The mortgage patch may expire soon and this could impact many people’s ability to qualify for a home loan. Here’s what you should know.

Mortgage rates are currently low but mortgages themselves might soon be hard to come by. After the financial crisis, the Consumer Financial Protection Bureau created something called a “qualified mortgage patch.”

This allowed Fannie Mae and Freddie Mac to buy mortgages from borrowers who had debt-to-income ratios that were higher than normal.

There were a lot of these mortgages — 3.3 million over the past five years, or over a quarter trillion dollars’ worth in the last year alone.

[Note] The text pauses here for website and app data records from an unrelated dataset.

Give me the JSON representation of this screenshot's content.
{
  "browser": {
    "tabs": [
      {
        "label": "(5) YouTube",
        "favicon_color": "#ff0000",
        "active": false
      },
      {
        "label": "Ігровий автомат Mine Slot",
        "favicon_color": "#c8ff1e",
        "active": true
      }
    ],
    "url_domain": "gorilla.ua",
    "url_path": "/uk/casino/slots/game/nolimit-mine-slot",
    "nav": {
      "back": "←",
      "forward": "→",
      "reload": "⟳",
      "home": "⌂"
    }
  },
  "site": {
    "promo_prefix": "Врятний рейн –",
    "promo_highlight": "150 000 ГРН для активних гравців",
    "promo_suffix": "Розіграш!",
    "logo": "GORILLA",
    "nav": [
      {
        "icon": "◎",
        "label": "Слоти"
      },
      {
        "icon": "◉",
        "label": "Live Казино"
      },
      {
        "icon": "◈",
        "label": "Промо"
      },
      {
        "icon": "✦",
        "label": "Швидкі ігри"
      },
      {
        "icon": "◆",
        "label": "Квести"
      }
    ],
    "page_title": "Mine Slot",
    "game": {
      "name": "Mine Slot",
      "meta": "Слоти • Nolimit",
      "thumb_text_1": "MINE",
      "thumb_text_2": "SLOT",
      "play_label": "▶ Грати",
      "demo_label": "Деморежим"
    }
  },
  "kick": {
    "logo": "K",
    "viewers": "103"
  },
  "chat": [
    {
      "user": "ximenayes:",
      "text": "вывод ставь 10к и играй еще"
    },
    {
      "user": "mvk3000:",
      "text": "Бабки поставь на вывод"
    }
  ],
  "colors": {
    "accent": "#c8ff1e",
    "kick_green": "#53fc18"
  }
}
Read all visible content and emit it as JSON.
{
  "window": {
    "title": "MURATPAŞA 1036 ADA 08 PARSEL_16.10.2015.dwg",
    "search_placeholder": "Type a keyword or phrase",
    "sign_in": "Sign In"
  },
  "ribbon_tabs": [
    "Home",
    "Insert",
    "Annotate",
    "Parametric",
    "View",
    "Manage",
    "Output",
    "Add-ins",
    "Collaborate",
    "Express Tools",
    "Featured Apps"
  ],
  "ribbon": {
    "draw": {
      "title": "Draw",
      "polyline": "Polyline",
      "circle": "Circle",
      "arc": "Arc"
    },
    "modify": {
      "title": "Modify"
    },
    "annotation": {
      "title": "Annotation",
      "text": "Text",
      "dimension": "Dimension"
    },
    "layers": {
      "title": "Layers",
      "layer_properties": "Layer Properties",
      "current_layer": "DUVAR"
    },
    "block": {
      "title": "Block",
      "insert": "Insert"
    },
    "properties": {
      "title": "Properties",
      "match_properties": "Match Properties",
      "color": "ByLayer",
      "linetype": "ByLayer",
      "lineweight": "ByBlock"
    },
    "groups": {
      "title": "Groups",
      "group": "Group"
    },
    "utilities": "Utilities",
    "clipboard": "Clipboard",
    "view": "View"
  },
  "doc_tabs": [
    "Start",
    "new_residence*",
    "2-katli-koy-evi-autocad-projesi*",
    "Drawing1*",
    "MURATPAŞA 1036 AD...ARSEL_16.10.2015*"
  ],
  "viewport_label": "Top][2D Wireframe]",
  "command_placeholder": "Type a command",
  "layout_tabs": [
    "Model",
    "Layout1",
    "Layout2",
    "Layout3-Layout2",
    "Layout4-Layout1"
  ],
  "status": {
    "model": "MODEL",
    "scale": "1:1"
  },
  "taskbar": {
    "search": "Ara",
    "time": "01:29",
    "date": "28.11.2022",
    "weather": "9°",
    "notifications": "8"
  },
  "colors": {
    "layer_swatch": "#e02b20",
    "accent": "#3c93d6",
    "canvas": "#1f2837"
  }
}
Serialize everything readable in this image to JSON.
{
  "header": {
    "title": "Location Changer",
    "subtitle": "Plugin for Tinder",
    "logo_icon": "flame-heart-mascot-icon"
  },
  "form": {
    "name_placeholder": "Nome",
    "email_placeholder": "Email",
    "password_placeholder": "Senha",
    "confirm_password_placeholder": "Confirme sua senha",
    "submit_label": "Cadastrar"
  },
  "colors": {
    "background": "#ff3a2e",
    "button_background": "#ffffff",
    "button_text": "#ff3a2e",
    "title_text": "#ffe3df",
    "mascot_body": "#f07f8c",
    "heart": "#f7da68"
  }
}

In fact, mortgages that fell under this “patch” accounted for 19% of all loans bought by Fannie and Freddie. That’s a huge chunk of the market, considering that Fannie and Freddie guarantee roughly half of all mortgages out there.

Now, here’s the news: The “qualified mortgage patch” is set to expire in January of 2021. Proposals that have come out in the past month seem to favor abolishing the patch, so Freddie and Fannie could no longer buy mortgages at the greater debt-to-income ratios.

How might this affect you? Well, one obvious impact would be fewer homebuyers.

At least some of the homebuyers who got a “patch mortgage” probably wouldn’t have gotten a mortgage if the patch weren’t in effect. In other words, abolishing the patch might mean fewer homebuyers, which will make it more difficult to sell a home.

“It’s not 100% certain the qualified mortgage patch will be allowed to expire.”

Second, there is likely to be an effect on home price growth. The fewer buyers there are, the lower the demand. And lower approved mortgages means less money to spend on homes. In time, this could lead to a slowdown in home price growth or even a decrease in home prices.

Third, these changes might make it more difficult for you to personally get a mortgage. The large number of homebuyers who would no longer have access to Freddie and Fannie credit would have to look elsewhere. This might put added pressure on mortgage lenders — and make mortgages more difficult to obtain for everyone.

So are these changes something you should worry about?

Well, it’s not 100% certain the qualified mortgage patch will be allowed to expire. Even if it is allowed to expire, it won’t do so for another 18 months. But if it does happen, it’s not likely to benefit those who are looking to buy or sell a home.

If you have been considering buying or selling, it might be a good idea to get the process going before these changes come into effect.

If you have any questions for us or want to get the process started today don’t hesitate to reach out and give us a call or send us an email today. We look forward to hearing from you soon.